Data records Start Marker

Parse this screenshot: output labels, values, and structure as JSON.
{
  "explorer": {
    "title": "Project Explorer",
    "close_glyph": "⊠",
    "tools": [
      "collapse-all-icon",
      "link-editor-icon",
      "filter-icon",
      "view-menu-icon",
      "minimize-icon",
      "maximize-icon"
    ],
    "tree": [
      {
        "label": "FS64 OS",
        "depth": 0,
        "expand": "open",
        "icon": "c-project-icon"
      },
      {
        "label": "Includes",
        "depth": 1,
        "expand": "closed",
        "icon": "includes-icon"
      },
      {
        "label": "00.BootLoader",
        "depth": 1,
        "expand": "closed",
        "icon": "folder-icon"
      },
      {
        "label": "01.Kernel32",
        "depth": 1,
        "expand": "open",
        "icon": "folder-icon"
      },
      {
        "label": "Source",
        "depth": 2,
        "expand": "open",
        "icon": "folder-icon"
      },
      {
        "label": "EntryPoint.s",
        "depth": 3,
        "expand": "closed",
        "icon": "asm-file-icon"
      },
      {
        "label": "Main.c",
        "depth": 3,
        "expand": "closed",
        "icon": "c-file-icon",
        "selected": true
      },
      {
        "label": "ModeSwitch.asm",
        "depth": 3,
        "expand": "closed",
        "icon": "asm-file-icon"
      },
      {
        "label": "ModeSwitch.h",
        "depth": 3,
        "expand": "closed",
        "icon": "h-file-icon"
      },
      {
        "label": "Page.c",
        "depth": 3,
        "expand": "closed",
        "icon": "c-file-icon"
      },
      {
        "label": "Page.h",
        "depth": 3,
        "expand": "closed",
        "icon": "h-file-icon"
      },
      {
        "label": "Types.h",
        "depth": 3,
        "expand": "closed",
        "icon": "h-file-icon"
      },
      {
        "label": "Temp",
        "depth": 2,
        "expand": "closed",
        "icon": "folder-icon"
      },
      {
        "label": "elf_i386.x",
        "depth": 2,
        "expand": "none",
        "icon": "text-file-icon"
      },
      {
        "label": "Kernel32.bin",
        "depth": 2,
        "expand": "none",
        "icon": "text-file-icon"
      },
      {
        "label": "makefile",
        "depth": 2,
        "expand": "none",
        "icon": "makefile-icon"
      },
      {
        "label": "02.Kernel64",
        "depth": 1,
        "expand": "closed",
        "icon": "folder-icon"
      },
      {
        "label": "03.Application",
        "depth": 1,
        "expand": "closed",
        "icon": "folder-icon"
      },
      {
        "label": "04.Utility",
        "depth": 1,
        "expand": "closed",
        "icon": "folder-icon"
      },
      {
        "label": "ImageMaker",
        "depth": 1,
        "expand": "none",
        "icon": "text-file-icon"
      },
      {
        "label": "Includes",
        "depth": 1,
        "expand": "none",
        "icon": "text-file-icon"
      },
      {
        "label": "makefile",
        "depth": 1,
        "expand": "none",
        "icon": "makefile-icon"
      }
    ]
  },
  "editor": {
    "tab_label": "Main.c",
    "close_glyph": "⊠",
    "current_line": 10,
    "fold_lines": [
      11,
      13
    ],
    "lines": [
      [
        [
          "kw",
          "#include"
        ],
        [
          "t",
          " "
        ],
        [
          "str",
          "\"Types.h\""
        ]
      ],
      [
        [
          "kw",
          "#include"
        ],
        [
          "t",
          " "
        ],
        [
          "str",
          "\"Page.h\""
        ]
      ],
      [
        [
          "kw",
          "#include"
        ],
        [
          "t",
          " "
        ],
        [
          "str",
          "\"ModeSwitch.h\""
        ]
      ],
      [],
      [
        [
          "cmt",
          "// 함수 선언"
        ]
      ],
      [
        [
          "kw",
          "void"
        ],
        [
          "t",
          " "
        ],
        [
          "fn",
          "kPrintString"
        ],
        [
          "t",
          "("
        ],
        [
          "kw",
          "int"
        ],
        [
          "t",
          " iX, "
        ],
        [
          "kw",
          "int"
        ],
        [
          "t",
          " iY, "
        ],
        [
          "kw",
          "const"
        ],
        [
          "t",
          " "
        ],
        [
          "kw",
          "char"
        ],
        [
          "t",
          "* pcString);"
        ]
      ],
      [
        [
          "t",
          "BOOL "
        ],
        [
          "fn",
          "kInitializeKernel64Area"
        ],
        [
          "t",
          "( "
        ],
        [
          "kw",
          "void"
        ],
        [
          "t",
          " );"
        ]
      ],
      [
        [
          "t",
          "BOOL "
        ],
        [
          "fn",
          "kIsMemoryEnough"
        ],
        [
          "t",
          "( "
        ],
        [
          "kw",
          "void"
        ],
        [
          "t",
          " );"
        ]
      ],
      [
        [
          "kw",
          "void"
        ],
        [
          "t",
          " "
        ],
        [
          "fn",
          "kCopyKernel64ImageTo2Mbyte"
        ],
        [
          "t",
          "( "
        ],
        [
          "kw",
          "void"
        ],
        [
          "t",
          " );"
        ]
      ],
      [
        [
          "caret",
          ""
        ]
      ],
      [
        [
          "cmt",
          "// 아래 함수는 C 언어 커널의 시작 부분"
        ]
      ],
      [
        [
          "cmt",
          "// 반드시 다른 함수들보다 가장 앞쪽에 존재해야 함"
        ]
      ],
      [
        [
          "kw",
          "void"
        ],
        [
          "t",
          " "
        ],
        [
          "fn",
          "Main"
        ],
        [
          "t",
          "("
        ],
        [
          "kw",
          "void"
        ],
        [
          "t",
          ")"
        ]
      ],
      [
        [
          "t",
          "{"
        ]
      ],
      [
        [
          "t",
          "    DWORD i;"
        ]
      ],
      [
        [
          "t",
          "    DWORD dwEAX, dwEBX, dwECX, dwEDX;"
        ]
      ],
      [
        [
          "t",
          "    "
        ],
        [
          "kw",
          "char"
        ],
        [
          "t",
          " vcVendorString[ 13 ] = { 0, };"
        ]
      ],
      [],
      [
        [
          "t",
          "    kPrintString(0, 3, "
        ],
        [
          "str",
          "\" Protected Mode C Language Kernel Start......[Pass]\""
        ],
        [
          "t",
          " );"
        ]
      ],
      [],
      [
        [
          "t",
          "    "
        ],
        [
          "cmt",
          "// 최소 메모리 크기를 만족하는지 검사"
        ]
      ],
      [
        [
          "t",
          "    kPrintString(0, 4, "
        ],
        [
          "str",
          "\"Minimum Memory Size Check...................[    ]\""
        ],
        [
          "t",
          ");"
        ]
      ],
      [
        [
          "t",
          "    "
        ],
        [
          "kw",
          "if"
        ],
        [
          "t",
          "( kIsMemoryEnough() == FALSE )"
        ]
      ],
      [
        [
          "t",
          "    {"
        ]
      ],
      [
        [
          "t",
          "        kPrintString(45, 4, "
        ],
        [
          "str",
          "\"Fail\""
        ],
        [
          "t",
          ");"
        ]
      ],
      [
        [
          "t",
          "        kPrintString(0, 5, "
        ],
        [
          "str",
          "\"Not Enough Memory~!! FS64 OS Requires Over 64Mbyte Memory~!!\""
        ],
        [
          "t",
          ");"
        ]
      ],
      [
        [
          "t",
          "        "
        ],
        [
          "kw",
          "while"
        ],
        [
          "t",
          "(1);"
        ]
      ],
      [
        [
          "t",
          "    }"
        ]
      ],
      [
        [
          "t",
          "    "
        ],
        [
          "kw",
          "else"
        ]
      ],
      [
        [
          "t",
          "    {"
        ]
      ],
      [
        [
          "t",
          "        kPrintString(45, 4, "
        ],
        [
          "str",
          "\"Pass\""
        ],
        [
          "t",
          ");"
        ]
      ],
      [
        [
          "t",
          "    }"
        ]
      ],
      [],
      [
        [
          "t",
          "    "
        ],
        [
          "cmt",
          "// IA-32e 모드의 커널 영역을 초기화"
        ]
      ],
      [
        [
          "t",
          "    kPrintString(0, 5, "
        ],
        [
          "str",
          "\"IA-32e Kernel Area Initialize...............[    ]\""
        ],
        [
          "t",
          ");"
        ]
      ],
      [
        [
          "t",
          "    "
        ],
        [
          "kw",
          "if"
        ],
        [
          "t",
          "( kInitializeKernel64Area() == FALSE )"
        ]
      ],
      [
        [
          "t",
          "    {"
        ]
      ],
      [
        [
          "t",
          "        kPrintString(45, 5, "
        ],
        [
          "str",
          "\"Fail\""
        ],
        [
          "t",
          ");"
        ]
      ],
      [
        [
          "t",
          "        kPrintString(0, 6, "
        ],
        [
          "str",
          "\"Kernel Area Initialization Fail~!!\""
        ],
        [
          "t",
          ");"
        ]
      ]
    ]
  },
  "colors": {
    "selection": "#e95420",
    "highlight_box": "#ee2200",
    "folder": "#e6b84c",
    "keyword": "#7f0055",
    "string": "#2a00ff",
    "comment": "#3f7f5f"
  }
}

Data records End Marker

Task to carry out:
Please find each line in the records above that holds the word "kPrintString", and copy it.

Answer to this problem:
          "kPrintString"
          "    kPrintString(0, 3, "
          "    kPrintString(0, 4, "
          "        kPrintString(45, 4, "
          "        kPrintString(0, 5, "
          "        kPrintString(45, 4, "
          "    kPrintString(0, 5, "
          "        kPrintString(45, 5, "
          "        kPrintString(0, 6, "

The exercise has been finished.